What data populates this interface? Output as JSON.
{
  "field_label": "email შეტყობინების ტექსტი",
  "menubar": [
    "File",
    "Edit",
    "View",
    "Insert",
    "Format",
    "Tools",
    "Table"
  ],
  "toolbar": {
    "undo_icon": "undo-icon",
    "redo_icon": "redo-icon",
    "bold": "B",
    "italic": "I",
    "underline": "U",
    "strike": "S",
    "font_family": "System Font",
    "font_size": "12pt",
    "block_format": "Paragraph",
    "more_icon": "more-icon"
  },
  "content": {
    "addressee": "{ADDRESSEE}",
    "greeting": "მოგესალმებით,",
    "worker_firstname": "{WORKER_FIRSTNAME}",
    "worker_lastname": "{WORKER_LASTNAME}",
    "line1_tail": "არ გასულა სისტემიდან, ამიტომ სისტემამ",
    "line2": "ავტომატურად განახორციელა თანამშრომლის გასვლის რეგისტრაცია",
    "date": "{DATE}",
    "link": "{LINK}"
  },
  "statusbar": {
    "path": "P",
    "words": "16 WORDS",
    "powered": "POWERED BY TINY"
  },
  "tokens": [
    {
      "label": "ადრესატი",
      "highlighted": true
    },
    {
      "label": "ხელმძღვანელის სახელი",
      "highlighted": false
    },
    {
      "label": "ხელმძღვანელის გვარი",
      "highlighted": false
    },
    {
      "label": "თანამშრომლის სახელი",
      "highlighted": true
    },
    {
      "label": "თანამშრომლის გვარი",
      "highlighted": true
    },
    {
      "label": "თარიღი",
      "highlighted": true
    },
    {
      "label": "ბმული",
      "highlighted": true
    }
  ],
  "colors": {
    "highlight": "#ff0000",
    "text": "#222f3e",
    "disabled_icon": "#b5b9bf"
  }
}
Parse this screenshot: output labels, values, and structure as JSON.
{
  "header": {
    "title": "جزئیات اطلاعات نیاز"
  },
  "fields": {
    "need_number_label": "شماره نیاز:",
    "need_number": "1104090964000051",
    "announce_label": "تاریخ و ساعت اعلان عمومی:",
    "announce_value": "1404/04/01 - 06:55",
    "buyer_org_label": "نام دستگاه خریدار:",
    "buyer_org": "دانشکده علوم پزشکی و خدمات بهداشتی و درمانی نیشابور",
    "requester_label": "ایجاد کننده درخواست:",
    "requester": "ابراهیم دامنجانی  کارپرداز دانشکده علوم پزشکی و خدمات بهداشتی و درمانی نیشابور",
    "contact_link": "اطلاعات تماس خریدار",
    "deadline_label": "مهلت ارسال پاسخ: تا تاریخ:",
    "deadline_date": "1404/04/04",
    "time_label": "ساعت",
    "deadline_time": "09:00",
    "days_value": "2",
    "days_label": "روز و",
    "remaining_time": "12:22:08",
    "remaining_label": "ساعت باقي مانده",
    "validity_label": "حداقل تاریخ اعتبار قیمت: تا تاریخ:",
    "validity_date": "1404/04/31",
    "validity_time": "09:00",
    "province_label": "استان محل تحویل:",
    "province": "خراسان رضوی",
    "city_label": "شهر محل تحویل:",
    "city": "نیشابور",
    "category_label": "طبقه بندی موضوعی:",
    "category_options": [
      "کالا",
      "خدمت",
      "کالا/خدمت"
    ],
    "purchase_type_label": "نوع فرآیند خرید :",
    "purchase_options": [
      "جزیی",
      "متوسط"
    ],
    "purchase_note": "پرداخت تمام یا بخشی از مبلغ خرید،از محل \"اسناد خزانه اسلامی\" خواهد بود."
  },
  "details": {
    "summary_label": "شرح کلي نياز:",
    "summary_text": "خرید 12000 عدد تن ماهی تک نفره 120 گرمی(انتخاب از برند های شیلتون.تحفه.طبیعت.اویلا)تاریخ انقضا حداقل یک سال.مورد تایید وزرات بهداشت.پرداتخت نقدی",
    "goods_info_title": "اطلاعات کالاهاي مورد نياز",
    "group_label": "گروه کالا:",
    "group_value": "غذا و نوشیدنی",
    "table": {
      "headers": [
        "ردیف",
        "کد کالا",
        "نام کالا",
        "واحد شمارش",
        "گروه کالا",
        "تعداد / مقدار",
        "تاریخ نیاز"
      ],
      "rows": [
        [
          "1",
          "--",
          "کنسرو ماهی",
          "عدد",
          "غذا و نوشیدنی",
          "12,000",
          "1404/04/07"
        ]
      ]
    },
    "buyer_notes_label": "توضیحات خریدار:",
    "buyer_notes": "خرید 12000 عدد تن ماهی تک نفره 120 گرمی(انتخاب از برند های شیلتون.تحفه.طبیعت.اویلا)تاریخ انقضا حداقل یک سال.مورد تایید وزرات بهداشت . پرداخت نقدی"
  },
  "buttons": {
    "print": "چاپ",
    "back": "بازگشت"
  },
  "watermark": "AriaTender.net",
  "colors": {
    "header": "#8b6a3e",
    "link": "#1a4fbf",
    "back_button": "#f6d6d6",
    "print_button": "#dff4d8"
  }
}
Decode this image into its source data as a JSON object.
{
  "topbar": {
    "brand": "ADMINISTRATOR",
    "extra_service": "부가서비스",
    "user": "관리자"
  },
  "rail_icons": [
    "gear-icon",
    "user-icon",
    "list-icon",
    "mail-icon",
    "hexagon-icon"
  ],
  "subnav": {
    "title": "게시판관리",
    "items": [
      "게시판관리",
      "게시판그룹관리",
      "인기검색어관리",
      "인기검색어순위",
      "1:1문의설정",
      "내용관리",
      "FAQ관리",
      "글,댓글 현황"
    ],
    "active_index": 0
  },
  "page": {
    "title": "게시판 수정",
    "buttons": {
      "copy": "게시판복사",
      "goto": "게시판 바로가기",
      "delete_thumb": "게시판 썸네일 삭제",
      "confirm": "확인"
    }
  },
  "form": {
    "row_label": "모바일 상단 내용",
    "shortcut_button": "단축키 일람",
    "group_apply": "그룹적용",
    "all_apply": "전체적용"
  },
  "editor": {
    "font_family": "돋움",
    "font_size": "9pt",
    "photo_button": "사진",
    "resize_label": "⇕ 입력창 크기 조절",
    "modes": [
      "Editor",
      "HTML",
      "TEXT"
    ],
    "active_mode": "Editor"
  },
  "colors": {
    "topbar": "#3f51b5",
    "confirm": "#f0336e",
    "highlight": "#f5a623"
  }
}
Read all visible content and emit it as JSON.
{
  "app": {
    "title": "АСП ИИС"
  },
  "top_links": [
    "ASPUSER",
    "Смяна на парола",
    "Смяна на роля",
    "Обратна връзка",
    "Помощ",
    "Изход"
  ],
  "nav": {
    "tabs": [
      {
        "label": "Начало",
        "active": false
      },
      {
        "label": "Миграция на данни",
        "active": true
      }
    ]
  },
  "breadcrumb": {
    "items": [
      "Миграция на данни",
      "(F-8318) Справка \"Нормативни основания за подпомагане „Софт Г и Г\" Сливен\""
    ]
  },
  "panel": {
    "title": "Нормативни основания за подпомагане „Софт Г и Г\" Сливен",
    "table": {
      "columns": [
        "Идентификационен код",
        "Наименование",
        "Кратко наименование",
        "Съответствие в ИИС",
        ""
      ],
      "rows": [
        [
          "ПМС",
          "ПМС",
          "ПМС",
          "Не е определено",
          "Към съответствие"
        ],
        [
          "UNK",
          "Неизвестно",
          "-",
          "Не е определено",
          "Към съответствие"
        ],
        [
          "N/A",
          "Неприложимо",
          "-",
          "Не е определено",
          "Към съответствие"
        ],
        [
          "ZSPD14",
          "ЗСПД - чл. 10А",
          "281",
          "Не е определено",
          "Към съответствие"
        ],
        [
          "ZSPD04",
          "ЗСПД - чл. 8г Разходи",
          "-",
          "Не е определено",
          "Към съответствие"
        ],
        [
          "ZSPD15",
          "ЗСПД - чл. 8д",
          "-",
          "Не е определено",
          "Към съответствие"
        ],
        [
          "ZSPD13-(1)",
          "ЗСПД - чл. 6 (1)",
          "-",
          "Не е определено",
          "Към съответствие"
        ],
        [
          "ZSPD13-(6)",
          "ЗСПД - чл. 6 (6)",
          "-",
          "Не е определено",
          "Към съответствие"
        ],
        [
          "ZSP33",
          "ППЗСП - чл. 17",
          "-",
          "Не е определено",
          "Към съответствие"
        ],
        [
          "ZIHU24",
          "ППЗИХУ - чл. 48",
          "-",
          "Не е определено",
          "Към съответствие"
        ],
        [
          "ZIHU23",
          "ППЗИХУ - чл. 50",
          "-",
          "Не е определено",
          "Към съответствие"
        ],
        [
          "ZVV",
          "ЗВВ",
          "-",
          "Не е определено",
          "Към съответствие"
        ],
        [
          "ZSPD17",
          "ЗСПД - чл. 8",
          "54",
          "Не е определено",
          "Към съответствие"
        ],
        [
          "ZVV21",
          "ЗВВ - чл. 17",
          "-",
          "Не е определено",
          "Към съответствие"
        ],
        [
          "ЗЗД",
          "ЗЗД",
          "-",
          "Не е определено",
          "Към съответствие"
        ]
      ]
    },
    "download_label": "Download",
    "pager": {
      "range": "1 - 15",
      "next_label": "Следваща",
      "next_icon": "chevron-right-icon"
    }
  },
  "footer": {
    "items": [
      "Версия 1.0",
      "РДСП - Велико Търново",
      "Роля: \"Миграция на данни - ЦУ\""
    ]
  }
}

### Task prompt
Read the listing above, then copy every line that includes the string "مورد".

### Response box
    "summary_text": "خرید 12000 عدد تن ماهی تک نفره 120 گرمی(انتخاب از برند های شیلتون.تحفه.طبیعت.اویلا)تاریخ انقضا حداقل یک سال.مورد تایید وزرات بهداشت.پرداتخت نقدی",
    "goods_info_title": "اطلاعات کالاهاي مورد نياز",
    "buyer_notes": "خرید 12000 عدد تن ماهی تک نفره 120 گرمی(انتخاب از برند های شیلتون.تحفه.طبیعت.اویلا)تاریخ انقضا حداقل یک سال.مورد تایید وزرات بهداشت . پرداخت نقدی"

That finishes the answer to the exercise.